WHAT YOU SHOULD DO - Whenever a picture appears in the data, skip it and write out all other material exactly.
--------------------
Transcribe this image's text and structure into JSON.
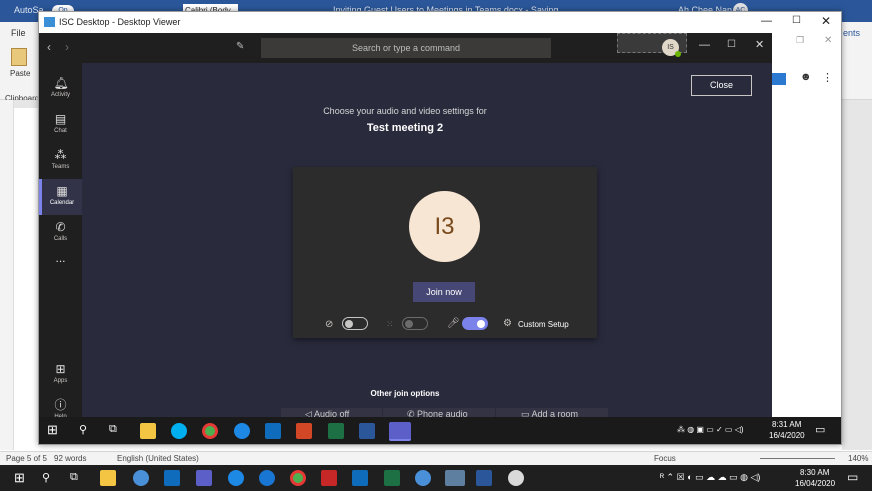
{
  "word": {
    "autosave": "AutoSa",
    "autosave_toggle": "On",
    "font_box": "Calibri (Body",
    "doc_title": "Inviting Guest Users to Meetings in Teams.docx - Saving...",
    "user_name": "Ah Chee Nan",
    "user_initials": "AC",
    "menu_file": "File",
    "paste_label": "Paste",
    "clipboard_label": "Clipboard",
    "comments_label": "ents",
    "status": {
      "page": "Page 5 of 5",
      "words": "92 words",
      "language": "English (United States)",
      "focus": "Focus",
      "zoom": "140%"
    }
  },
  "viewer": {
    "title": "ISC Desktop - Desktop Viewer"
  },
  "teams": {
    "search_placeholder": "Search or type a command",
    "profile_initials": "IS",
    "rail": [
      {
        "label": "Activity"
      },
      {
        "label": "Chat"
      },
      {
        "label": "Teams"
      },
      {
        "label": "Calendar"
      },
      {
        "label": "Calls"
      },
      {
        "label": "..."
      },
      {
        "label": "Apps"
      },
      {
        "label": "Help"
      }
    ],
    "close_btn": "Close",
    "subtitle": "Choose your audio and video settings for",
    "meeting_name": "Test meeting 2",
    "avatar_initials": "I3",
    "join_btn": "Join now",
    "custom_setup": "Custom Setup",
    "other_options_heading": "Other join options",
    "other_options": [
      "Audio off",
      "Phone audio",
      "Add a room"
    ],
    "video_on": false,
    "blur_on": false,
    "mic_on": true
  },
  "inner_taskbar": {
    "time": "8:31 AM",
    "date": "16/4/2020"
  },
  "outer_taskbar": {
    "time": "8:30 AM",
    "date": "16/04/2020"
  },
  "colors": {
    "word_blue": "#2b579a",
    "teams_bg": "#292b3d",
    "teams_rail": "#201f1f",
    "teams_accent": "#7b83eb",
    "join_btn": "#464775",
    "avatar_bg": "#f6e6d3",
    "avatar_text": "#7a4a1d"
  }
}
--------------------
ANSWER FOR THIS EXERCISE -
Transcribe this image's text and structure into JSON.
{
  "word": {
    "autosave": "AutoSa",
    "autosave_toggle": "On",
    "font_box": "Calibri (Body",
    "doc_title": "Inviting Guest Users to Meetings in Teams.docx - Saving...",
    "user_name": "Ah Chee Nan",
    "user_initials": "AC",
    "menu_file": "File",
    "paste_label": "Paste",
    "clipboard_label": "Clipboard",
    "comments_label": "ents",
    "status": {
      "page": "Page 5 of 5",
      "words": "92 words",
      "language": "English (United States)",
      "focus": "Focus",
      "zoom": "140%"
    }
  },
  "viewer": {
    "title": "ISC Desktop - Desktop Viewer"
  },
  "teams": {
    "search_placeholder": "Search or type a command",
    "profile_initials": "IS",
    "rail": [
      {
        "label": "Activity"
      },
      {
        "label": "Chat"
      },
      {
        "label": "Teams"
      },
      {
        "label": "Calendar"
      },
      {
        "label": "Calls"
      },
      {
        "label": "..."
      },
      {
        "label": "Apps"
      },
      {
        "label": "Help"
      }
    ],
    "close_btn": "Close",
    "subtitle": "Choose your audio and video settings for",
    "meeting_name": "Test meeting 2",
    "avatar_initials": "I3",
    "join_btn": "Join now",
    "custom_setup": "Custom Setup",
    "other_options_heading": "Other join options",
    "other_options": [
      "Audio off",
      "Phone audio",
      "Add a room"
    ],
    "video_on": false,
    "blur_on": false,
    "mic_on": true
  },
  "inner_taskbar": {
    "time": "8:31 AM",
    "date": "16/4/2020"
  },
  "outer_taskbar": {
    "time": "8:30 AM",
    "date": "16/04/2020"
  },
  "colors": {
    "word_blue": "#2b579a",
    "teams_bg": "#292b3d",
    "teams_rail": "#201f1f",
    "teams_accent": "#7b83eb",
    "join_btn": "#464775",
    "avatar_bg": "#f6e6d3",
    "avatar_text": "#7a4a1d"
  }
}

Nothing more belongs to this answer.